Rehabilitating a particular fish population isn’t as simple as dropping a bunch of the same species into the deficient pond or stream. A number of factors come into play, including cost, the habitat’s carrying capacity and potential competition from other species. A team of Canadian researchers studied the latter in a project to reintroduce Atlantic salmon to Lake Ontario.
“On the Ontario side, there’s been efforts to try to restore Atlantic salmon in Lake Ontario,” said Aimee Houde, a doctoral candidate at the University of Western Ontario. “There used to be a population there in the 1900s, but habitat degradation wiped it out.”
Following the loss of Atlantic salmon in Lake Ontario, wildlife managers introduced rainbow trout to the area to create a sustainable fishery and deal with the growing crayfish population. The trout drew little attention until the 1990s, when salmon restoration efforts started — and repeatedly failed to take hold.
The study, conducted by Houde and researchers from Université du Québec à Montréal and the Ontario Ministry of Natural Resources and Forestry, explores the possibility that rainbow trout are stifling Atlantic salmon recovery in Lake Ontario. The researchers conducted experiments in two natural streams to see how LaHave and Sebago Atlantic salmon populations fared in the presence of rainbow trout. Their findings were published in the scientific journal Ecology of Freshwater Fish.
An earlier study from the researchers had looked at trout and salmon competition in artificial streams. This time around, the researchers sought out natural waterways with which they could compare their previous results. Water flow and accessibility were the two biggest deciding factors in the search, which became somewhat of an obstacle to the researchers.
“It was challenging just to find those two sites to begin with,” Houde said. “Particularly in Ontario, we’re kind of restricted to areas that are property of the conservation authority or Crown land.”
The researchers settled on two sites on Duffins Creek. A dam prevented the upstream movement of rainbow trout past a certain point, effectively creating one site with, and another site without the salmon competitors.
To obtain an ample stock of Atlantic salmon, the researchers bred five females with five males “in all possible combinations,” Houde said. The pairings produced enough fry to release just under 2,000 at each site in May. Between October and November, the researchers went back to the sites and performed electrofishing to determine recapture rate and specimen size. With those statistics tallied, the researchers surveyed microhabitat usage among salmon in each stream.

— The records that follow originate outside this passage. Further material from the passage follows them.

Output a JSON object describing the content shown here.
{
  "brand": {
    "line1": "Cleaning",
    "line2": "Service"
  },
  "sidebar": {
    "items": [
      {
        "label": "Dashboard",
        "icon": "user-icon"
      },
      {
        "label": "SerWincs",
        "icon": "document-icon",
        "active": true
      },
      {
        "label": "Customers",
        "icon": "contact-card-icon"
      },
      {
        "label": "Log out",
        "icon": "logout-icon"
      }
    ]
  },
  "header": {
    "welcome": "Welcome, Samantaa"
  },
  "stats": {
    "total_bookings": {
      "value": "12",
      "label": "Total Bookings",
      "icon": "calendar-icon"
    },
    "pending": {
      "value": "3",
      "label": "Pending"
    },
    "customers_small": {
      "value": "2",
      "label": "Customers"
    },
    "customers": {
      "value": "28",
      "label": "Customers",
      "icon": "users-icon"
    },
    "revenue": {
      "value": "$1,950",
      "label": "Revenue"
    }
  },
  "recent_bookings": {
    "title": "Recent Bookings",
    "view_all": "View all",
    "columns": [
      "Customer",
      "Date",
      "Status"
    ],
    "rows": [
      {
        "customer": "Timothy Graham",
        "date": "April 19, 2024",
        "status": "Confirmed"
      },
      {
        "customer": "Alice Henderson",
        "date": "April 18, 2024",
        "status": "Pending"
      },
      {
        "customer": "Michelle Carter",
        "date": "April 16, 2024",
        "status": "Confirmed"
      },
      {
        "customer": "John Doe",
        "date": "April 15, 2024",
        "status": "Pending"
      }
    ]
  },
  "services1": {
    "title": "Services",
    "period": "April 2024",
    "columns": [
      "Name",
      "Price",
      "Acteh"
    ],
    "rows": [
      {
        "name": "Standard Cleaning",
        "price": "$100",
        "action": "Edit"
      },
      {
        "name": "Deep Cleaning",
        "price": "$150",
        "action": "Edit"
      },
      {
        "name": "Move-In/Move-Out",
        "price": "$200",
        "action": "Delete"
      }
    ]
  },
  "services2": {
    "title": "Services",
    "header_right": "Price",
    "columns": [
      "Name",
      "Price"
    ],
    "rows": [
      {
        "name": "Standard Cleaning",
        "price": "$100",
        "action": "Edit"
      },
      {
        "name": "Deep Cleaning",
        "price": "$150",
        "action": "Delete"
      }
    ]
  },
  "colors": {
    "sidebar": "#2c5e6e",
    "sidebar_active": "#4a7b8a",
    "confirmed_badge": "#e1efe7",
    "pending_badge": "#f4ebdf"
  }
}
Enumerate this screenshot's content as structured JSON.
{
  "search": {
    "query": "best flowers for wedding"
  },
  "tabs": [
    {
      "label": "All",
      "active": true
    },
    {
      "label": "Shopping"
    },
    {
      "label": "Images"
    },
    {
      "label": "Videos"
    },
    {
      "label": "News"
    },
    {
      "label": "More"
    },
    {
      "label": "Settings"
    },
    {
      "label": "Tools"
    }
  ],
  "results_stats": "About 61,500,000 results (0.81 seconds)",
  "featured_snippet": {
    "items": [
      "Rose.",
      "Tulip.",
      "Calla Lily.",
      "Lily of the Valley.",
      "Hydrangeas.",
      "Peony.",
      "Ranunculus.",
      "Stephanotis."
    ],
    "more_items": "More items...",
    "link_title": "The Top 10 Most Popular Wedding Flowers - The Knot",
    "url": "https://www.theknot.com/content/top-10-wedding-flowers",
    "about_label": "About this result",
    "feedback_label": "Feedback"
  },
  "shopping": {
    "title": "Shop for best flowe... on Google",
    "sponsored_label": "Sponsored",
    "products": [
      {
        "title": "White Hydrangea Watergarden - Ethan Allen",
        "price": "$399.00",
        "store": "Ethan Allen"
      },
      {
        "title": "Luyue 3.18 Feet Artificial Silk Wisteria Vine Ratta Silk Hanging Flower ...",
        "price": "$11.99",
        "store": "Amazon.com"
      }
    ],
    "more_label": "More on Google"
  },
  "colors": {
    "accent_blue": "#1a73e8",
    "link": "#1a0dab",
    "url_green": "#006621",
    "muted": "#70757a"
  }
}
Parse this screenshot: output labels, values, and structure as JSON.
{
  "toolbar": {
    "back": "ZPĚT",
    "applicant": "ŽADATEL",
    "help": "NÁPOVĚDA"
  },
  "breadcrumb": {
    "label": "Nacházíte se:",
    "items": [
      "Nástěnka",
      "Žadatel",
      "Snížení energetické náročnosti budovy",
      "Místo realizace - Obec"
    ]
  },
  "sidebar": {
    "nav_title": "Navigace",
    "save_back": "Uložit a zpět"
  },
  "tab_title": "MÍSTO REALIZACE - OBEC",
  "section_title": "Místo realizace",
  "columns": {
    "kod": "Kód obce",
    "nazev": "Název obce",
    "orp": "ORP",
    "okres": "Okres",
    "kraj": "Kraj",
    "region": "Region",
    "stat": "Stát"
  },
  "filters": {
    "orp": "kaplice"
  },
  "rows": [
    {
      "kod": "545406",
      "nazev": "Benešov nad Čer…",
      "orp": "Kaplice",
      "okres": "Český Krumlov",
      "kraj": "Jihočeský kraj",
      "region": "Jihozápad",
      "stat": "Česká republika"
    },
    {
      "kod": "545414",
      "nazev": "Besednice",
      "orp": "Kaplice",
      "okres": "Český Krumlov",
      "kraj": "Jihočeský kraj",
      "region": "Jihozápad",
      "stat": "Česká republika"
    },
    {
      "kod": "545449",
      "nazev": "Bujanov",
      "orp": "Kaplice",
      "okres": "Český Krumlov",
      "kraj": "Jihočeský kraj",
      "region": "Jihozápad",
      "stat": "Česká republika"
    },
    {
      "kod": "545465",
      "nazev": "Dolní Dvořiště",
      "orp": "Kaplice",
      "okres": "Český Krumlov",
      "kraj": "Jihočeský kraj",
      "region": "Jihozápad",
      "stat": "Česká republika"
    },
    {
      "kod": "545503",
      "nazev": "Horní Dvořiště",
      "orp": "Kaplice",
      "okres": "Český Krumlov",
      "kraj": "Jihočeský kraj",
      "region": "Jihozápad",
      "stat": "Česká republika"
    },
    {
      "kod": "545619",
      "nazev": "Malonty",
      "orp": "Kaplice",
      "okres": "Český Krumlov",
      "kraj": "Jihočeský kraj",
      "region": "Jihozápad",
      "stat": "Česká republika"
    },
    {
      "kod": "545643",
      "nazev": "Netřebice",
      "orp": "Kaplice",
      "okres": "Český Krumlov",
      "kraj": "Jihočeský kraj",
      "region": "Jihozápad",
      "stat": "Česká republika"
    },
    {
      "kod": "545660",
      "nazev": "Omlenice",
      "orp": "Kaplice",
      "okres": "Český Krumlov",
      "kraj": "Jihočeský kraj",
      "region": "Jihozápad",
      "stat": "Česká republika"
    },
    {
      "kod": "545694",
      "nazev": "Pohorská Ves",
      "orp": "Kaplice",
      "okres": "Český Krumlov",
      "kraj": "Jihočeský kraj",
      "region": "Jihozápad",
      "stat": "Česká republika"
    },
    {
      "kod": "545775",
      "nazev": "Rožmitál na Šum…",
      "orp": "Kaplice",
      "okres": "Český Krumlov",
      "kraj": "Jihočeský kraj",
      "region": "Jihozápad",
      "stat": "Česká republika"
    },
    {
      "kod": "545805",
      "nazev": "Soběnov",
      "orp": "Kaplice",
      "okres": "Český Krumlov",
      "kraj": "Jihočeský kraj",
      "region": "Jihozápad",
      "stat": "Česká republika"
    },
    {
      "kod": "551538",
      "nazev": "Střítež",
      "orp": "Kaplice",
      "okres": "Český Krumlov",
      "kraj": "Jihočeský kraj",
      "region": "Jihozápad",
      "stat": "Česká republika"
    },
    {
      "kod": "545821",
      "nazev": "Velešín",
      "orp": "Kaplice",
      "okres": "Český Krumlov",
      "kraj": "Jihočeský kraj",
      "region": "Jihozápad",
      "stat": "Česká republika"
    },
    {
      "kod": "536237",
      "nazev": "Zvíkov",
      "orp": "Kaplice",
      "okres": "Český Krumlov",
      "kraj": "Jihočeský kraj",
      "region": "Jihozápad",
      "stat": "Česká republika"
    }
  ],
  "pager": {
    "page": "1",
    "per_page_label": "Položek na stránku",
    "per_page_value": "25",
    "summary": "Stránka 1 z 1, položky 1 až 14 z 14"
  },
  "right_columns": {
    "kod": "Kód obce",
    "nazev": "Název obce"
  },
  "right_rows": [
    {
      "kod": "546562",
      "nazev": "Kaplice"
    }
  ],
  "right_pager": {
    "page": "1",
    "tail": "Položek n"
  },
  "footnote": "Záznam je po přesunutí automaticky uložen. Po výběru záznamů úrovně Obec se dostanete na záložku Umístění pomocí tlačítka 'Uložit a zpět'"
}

“We found that out of the available habitat, in the presence of rainbow trout, [salmon] tended to occupy areas that were less profitable for them,” Houde said.
In this case, “less profitable” means less productive, a disadvantage that manifested itself in the form of smaller salmon. The rainbow trout had overtaken the parts of the stream with optimal temperatures and better access to food. Houde noted that the Sebago population did better than the LaHave population in the rainbow trout’s presence. Though she said the researchers can only speculate based on previous studies, it seems that the Sebago salmon avoided interaction with trout and other species, therefore conserving energy and necessitating less food for growth.
The researchers have submitted grant proposals to conduct a more in-depth study on the issues plaguing Atlantic salmon restoration efforts. While the inefficient habitat use they observed is an important piece of that puzzle, they’re particularly interested in studying obstacles to the fish’s survival at earlier stages.
“The big question is what are the sources of mortality for the juveniles,” Houde said.